[Opening Material supplied section]
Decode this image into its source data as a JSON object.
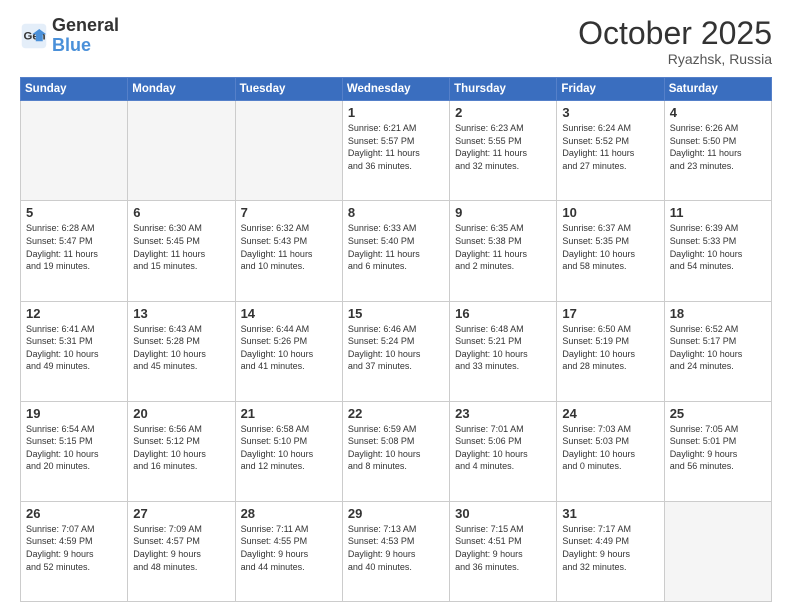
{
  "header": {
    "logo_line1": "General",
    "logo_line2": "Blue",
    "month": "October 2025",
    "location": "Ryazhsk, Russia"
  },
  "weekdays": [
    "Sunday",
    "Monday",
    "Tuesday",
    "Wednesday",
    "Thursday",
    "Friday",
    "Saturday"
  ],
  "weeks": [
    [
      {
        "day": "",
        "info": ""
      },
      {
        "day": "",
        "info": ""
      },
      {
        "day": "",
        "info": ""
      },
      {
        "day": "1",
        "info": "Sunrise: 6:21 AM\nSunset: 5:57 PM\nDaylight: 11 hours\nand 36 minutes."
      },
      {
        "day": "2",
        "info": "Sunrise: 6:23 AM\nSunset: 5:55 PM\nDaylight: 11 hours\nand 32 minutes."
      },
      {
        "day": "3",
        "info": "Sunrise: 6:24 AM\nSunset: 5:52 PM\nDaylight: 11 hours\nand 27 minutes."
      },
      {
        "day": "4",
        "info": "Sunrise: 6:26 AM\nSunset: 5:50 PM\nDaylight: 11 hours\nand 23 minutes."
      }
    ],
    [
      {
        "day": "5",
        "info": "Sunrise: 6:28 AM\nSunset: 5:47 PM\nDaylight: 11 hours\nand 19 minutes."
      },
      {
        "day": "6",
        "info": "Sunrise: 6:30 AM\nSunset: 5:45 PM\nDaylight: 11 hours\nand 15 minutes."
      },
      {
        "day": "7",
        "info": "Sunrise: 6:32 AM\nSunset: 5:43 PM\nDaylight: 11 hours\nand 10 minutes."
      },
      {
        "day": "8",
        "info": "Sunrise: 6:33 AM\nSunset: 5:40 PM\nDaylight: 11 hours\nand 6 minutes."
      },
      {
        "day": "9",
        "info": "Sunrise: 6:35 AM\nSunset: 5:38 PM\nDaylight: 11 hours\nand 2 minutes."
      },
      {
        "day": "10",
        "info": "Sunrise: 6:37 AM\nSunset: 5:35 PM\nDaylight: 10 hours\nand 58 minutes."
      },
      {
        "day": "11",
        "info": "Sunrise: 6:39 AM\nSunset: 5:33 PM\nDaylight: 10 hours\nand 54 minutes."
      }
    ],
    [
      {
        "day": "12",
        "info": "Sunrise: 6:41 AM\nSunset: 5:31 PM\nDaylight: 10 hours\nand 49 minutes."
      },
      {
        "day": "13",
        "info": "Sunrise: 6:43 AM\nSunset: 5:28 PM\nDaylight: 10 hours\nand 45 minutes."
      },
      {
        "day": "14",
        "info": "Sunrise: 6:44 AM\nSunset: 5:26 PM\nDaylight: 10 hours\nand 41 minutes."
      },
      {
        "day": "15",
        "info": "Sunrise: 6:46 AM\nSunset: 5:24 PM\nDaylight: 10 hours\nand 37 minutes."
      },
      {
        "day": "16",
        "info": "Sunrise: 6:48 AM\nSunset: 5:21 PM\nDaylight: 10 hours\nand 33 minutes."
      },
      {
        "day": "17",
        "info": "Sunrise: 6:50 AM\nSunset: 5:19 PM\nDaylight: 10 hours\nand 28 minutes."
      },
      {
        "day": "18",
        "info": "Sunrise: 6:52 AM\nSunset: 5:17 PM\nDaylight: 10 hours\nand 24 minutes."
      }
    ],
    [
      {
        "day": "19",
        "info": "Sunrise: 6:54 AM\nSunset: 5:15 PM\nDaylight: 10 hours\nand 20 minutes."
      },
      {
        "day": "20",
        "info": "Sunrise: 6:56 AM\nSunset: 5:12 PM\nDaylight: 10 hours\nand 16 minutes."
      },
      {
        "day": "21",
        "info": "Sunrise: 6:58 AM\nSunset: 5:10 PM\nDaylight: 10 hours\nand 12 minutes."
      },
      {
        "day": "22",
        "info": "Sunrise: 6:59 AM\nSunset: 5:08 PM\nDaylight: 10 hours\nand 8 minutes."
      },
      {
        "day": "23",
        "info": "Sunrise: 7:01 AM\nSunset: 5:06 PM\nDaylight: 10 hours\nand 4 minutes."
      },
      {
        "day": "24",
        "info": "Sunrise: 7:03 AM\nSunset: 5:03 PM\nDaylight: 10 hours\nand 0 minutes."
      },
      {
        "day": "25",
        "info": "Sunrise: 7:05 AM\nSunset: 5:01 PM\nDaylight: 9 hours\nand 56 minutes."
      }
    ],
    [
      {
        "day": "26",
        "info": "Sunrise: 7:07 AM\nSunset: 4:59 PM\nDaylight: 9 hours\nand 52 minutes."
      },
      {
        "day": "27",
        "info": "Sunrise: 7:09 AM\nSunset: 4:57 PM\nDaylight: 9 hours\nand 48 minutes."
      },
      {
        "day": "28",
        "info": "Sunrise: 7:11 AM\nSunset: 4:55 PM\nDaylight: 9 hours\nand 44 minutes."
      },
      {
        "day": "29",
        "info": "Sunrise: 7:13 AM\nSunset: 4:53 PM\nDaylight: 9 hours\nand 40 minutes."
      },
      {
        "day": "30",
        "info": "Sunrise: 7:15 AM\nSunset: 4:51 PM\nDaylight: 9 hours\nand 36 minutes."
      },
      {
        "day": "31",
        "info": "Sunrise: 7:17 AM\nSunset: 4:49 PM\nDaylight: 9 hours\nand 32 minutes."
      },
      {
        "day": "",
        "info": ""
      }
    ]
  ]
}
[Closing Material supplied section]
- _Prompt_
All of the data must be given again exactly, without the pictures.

- _Expected answer_
Decode this image into its source data as a JSON object.
{
  "header": {
    "logo_line1": "General",
    "logo_line2": "Blue",
    "month": "October 2025",
    "location": "Ryazhsk, Russia"
  },
  "weekdays": [
    "Sunday",
    "Monday",
    "Tuesday",
    "Wednesday",
    "Thursday",
    "Friday",
    "Saturday"
  ],
  "weeks": [
    [
      {
        "day": "",
        "info": ""
      },
      {
        "day": "",
        "info": ""
      },
      {
        "day": "",
        "info": ""
      },
      {
        "day": "1",
        "info": "Sunrise: 6:21 AM\nSunset: 5:57 PM\nDaylight: 11 hours\nand 36 minutes."
      },
      {
        "day": "2",
        "info": "Sunrise: 6:23 AM\nSunset: 5:55 PM\nDaylight: 11 hours\nand 32 minutes."
      },
      {
        "day": "3",
        "info": "Sunrise: 6:24 AM\nSunset: 5:52 PM\nDaylight: 11 hours\nand 27 minutes."
      },
      {
        "day": "4",
        "info": "Sunrise: 6:26 AM\nSunset: 5:50 PM\nDaylight: 11 hours\nand 23 minutes."
      }
    ],
    [
      {
        "day": "5",
        "info": "Sunrise: 6:28 AM\nSunset: 5:47 PM\nDaylight: 11 hours\nand 19 minutes."
      },
      {
        "day": "6",
        "info": "Sunrise: 6:30 AM\nSunset: 5:45 PM\nDaylight: 11 hours\nand 15 minutes."
      },
      {
        "day": "7",
        "info": "Sunrise: 6:32 AM\nSunset: 5:43 PM\nDaylight: 11 hours\nand 10 minutes."
      },
      {
        "day": "8",
        "info": "Sunrise: 6:33 AM\nSunset: 5:40 PM\nDaylight: 11 hours\nand 6 minutes."
      },
      {
        "day": "9",
        "info": "Sunrise: 6:35 AM\nSunset: 5:38 PM\nDaylight: 11 hours\nand 2 minutes."
      },
      {
        "day": "10",
        "info": "Sunrise: 6:37 AM\nSunset: 5:35 PM\nDaylight: 10 hours\nand 58 minutes."
      },
      {
        "day": "11",
        "info": "Sunrise: 6:39 AM\nSunset: 5:33 PM\nDaylight: 10 hours\nand 54 minutes."
      }
    ],
    [
      {
        "day": "12",
        "info": "Sunrise: 6:41 AM\nSunset: 5:31 PM\nDaylight: 10 hours\nand 49 minutes."
      },
      {
        "day": "13",
        "info": "Sunrise: 6:43 AM\nSunset: 5:28 PM\nDaylight: 10 hours\nand 45 minutes."
      },
      {
        "day": "14",
        "info": "Sunrise: 6:44 AM\nSunset: 5:26 PM\nDaylight: 10 hours\nand 41 minutes."
      },
      {
        "day": "15",
        "info": "Sunrise: 6:46 AM\nSunset: 5:24 PM\nDaylight: 10 hours\nand 37 minutes."
      },
      {
        "day": "16",
        "info": "Sunrise: 6:48 AM\nSunset: 5:21 PM\nDaylight: 10 hours\nand 33 minutes."
      },
      {
        "day": "17",
        "info": "Sunrise: 6:50 AM\nSunset: 5:19 PM\nDaylight: 10 hours\nand 28 minutes."
      },
      {
        "day": "18",
        "info": "Sunrise: 6:52 AM\nSunset: 5:17 PM\nDaylight: 10 hours\nand 24 minutes."
      }
    ],
    [
      {
        "day": "19",
        "info": "Sunrise: 6:54 AM\nSunset: 5:15 PM\nDaylight: 10 hours\nand 20 minutes."
      },
      {
        "day": "20",
        "info": "Sunrise: 6:56 AM\nSunset: 5:12 PM\nDaylight: 10 hours\nand 16 minutes."
      },
      {
        "day": "21",
        "info": "Sunrise: 6:58 AM\nSunset: 5:10 PM\nDaylight: 10 hours\nand 12 minutes."
      },
      {
        "day": "22",
        "info": "Sunrise: 6:59 AM\nSunset: 5:08 PM\nDaylight: 10 hours\nand 8 minutes."
      },
      {
        "day": "23",
        "info": "Sunrise: 7:01 AM\nSunset: 5:06 PM\nDaylight: 10 hours\nand 4 minutes."
      },
      {
        "day": "24",
        "info": "Sunrise: 7:03 AM\nSunset: 5:03 PM\nDaylight: 10 hours\nand 0 minutes."
      },
      {
        "day": "25",
        "info": "Sunrise: 7:05 AM\nSunset: 5:01 PM\nDaylight: 9 hours\nand 56 minutes."
      }
    ],
    [
      {
        "day": "26",
        "info": "Sunrise: 7:07 AM\nSunset: 4:59 PM\nDaylight: 9 hours\nand 52 minutes."
      },
      {
        "day": "27",
        "info": "Sunrise: 7:09 AM\nSunset: 4:57 PM\nDaylight: 9 hours\nand 48 minutes."
      },
      {
        "day": "28",
        "info": "Sunrise: 7:11 AM\nSunset: 4:55 PM\nDaylight: 9 hours\nand 44 minutes."
      },
      {
        "day": "29",
        "info": "Sunrise: 7:13 AM\nSunset: 4:53 PM\nDaylight: 9 hours\nand 40 minutes."
      },
      {
        "day": "30",
        "info": "Sunrise: 7:15 AM\nSunset: 4:51 PM\nDaylight: 9 hours\nand 36 minutes."
      },
      {
        "day": "31",
        "info": "Sunrise: 7:17 AM\nSunset: 4:49 PM\nDaylight: 9 hours\nand 32 minutes."
      },
      {
        "day": "",
        "info": ""
      }
    ]
  ]
}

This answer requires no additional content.